Corsair COOL – Watercooler Review - Corsair COOL Review


In conjunction with Corsair sending the COOL in for review, I was contacted by Integrity PC Systems, the company behind Fluid XP+. This is a new type of coolant for watercooling systems and it is actually based on water, but with several additives which lower the resistance and electrical conductivity of the liquid. I wouldn’t go and pour Fluid XP+ in a high voltage device such a PSU though, as it still has enough conductivity for higher voltages to pass through it. The liquid itself has been approved by the FDA in the US as safe for home use and you also won’t die if you digest some of it by mistake.

Fluid XP+ doesn’t cause corrosion, nor does it cause any deposits in a watercooling system, something normal water can do. Normally you’d use de-ionised water in a watercooling setup along with some kind of coolant that comes with the kit. The cool thing (no pun intended) with Fluid XP+ is that you can actually mix this with the coolant supplied, as it is water based. I only added about half of the Corsair coolant to the Fluid XP+ liquid; if nothing else it gives the liquid a funky green glow if you have some lights in your case.

I have to say that I’m really happy that I used Fluid XP+ instead of water, as the water tank had a tiny leak in it – a bi-effect of blow moulded plastic – which meant that some of the liquid slowly leaked out into my case. Corsair is not aware of anyone else having encountered this problem, but it is worth checking that there are no leaks once you’ve got your setup running. In Corsair’s favour I was rushed a new water tank to replace the leaking one, which solved the problem.

Having moved from a Scythe Samurai which is a fairly quiet air cooler, along with two 120mm fans in the case, to the Corsair COOL with one 120mm in the front of the case, the noise level in the system has definitely decreased. You do of course get the noise of gushing water instead of the extra fan noise, but it’s a trade off that I’m willing to take.

The cooling performance was also improved, from around 37 degrees at idle to about 34 degrees, but the real improvement is during heavy use were the temperature dropped from around 52 degrees – at times more – to about 44 degrees. It is possible that this could be improved even further by using water as the thicker viscosity of the Fluid XP+ liquid means that it doesn’t flow as quickly around the system, but I’d rather be safe than sorry.

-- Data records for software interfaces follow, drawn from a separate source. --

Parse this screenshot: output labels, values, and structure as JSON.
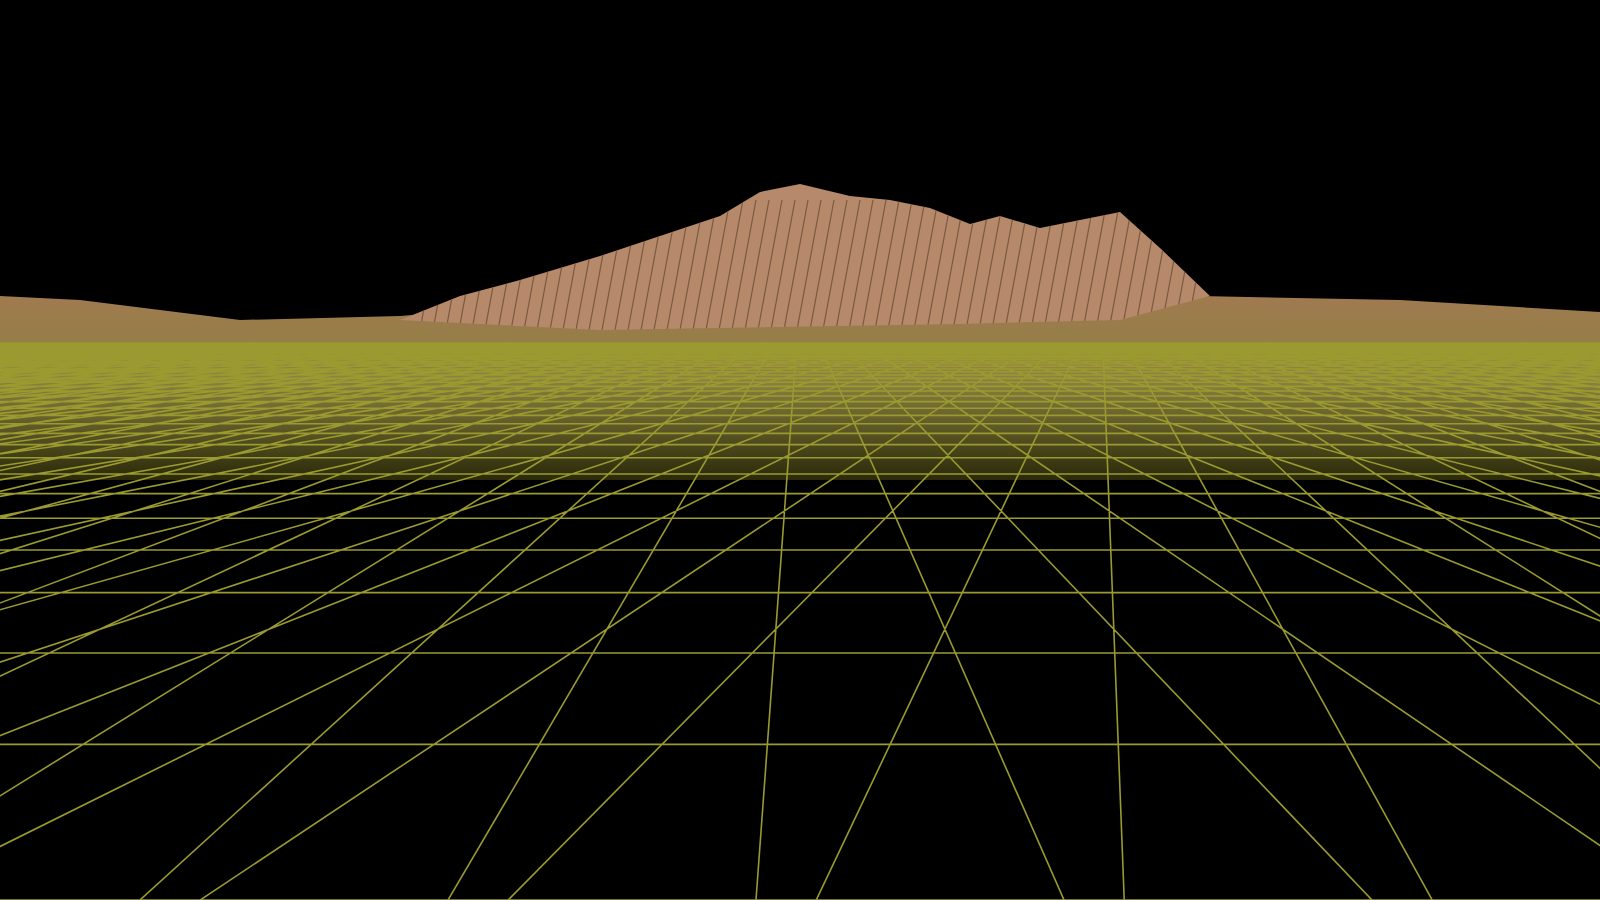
{
  "scene": {
    "kind": "wireframe-terrain"
  }
}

So what we have here are two products that complement each other well, although neither comes cheap. The Corsair COOL will set you back no less than £152.75 inc VAT for the model reviewed – that’s only £17 cheaper than the external HydroCool 200EX – whereas one litre of Fluid XP+ will cost a not insignificant £29.99. It is always expensive getting quality gear, but I have to say that I was impressed by both products in their own right and my PC is far quieter than it has ever been.


The COOL brings Corsair’s watercooling products to a new market space and although the COOL isn’t as easy to install as the previous products, it is much better than several other solutions I have seen. It really needs a good printed manual and some clearer instructions, but apart from these fairly minor issues it’s a great watercooler kit. I would recommend anyone considering a watercooler kit to buy a bottle of Fluid XP+ – it might not provide cooling as efficient as water, but at least you don’t have to worry about your PC dying because of a leak.

Fluid XP+ can be purchased in the UK from the